Environmental justice groups sue over incinerator pollution

The groups are asking a court to order the agency to update its standards for large incinerators, saying the EPA was supposed to do so at least 10 years ago.

This Jan. 25, 2022 photo shows a large trash incinerator in Rahway, N.J. (AP Photo/Wayne Parry)

This Jan. 25, 2022 photo shows a large trash incinerator in Rahway, N.J. (AP Photo/Wayne Parry)

Community groups in New Jersey and California are suing the U.S. Environmental Protection Agency, seeking to force trash incinerators across the country — many of them in predominantly minority communities — to emit less pollution into the air.

One of the incinerators covered by those standards has on occasion emitted pink or purple mist into the air over Newark, New Jersey.

The groups are asking a court to order the agency to update its standards for large incinerators, saying the EPA was supposed to do so at least 10 years ago.

The Ironbound Community Corporation in Newark, New Jersey; the Commerce, California-based East Yard Communities for Environmental Justice; and the national Sierra Club are plaintiffs in two separate lawsuits seeking the same goal: a court order directing the EPA to act now to limit the amount of pollutants these incinerators can be allowed to emit.

  • WHYY thanks our sponsors — become a WHYY sponsor

“Eighty percent of these large incinerators are in environmental justice communities,” said Jonathan Smith, an attorney for the environmental group Earthjustice in New York. “EPA finally updating its emissions standards is compelled by its stated commitment to environmental justice.”

“We’ve found a consistent pattern of these facilities, many of them old, being sited in environmental justice communities,” said Ana Baptista, an environmental justice expert at The New School in New York and an Ironbound board member. “These lawsuits are important to address that.”

Environmental justice refers to a movement to ensure that minority communities that already are disproportionately burdened with sources of pollution are not subjected to additional ones, as well as to try to lessen existing sources.

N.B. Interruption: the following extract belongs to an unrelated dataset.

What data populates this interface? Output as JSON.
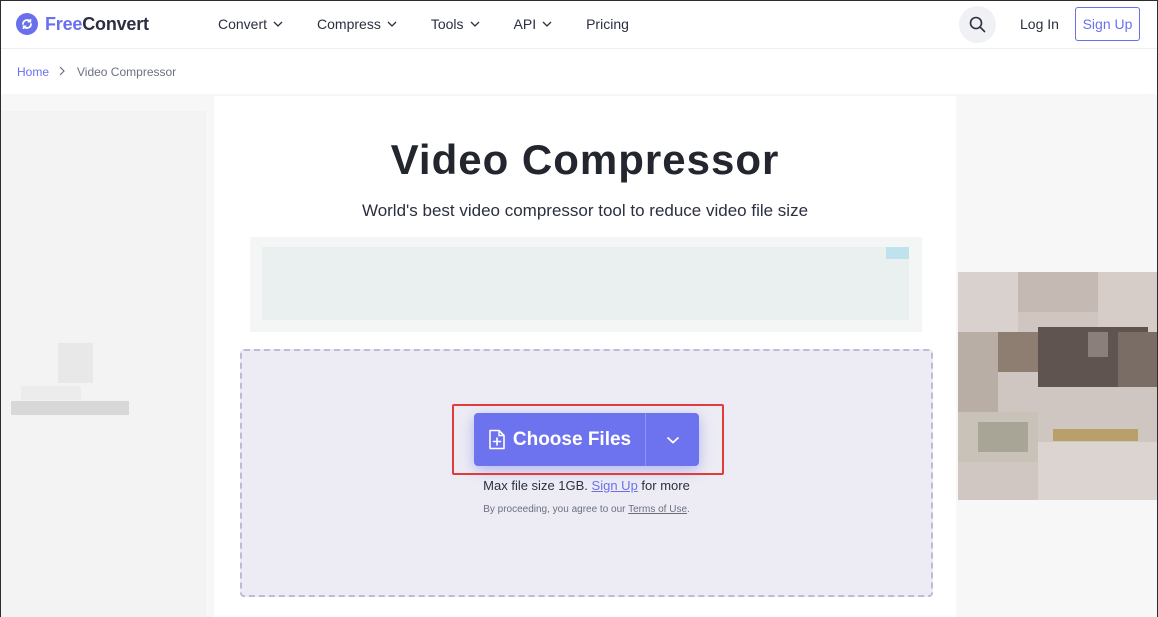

The lawsuits were filed on Jan. 13 in federal district court in Washington, and on Dec. 21 in a Washington appeals court.

The EPA declined comment, citing the pending litigation.

The lawsuits allege violations of the Clean Air Act. Amendments to the law in 1990 obligate the EPA to set performance standards for large incinerators that burn 250 or more tons of trash a day, and then to update those standards every five years, according to one of the lawsuits.

The most recent deadline for an update was in 2011, but the EPA has failed to act, the lawsuit alleges.

East Yard Communities for Environmental Justice is active in eastern and southeastern Los Angeles and Long Beach, California. In addition to community programs, it opposes incinerators and says it played “an integral role” in advocacy that led to an incinerator in Commerce, California closing in 2018.

The Ironbound Community Corporation is a large social service provider in a section of Newark, New Jersey that takes its name from the railroad tracks that border it on three sides. Earlier this month, it helped postpone a sewage utility’s plan to build a backup power plant in an area that already suffers from pollution and poor air quality.

  • WHYY thanks our sponsors — become a WHYY sponsor

Baptista grew up in that neighborhood, describing it as frequently smelly and heavily industrialized.

As she was driving to her parents’ house in 2020, she noticed something different emanating from the smokestack of the Newark incinerator.

“I saw bright pink smoke coming out of it,” she said. “At first I was like, ‘Is this some kind of breast cancer awareness thing they were doing, some kind of sick joke?’”

The tainted smoke turned out to be the result of the plant mistakenly burning materials that contained iodine from a Newark chemical company, according to Covanta, the company that operates the facility. In a report to New Jersey environmental regulators, the company said several instances of pinkish or purple mist were due to material containing iodine between 2018 and 2020, adding it has stopped accepting such material.

Four New Jersey trash incinerators are covered by the EPA standards in Newark, Camden, Rahway and Westville in Gloucester County, Smith said. Similar incinerators in California include ones in Long Beach and Crows Landing near Modesto.

The companies that operate the incinerators say they all comply with current federal environmental standards.

One of the lawsuits notes 2007 litigation in which it says the EPA agreed to review its incinerator standards, and a 2008 court order sending the matter back to EPA for a second look.

“Over 13 years have passed since the court’s remand with no action from EPA to review or update its standards,” the lawsuit read.

Get the WHYY app!

WHYY is your source for fact-based, in-depth journalism and information. As a nonprofit organization, we rely on financial support from readers like you. Please give today.

Want a digest of WHYY’s programs, events & stories? Sign up for our weekly newsletter.

Together we can reach 100% of WHYY’s fiscal year goal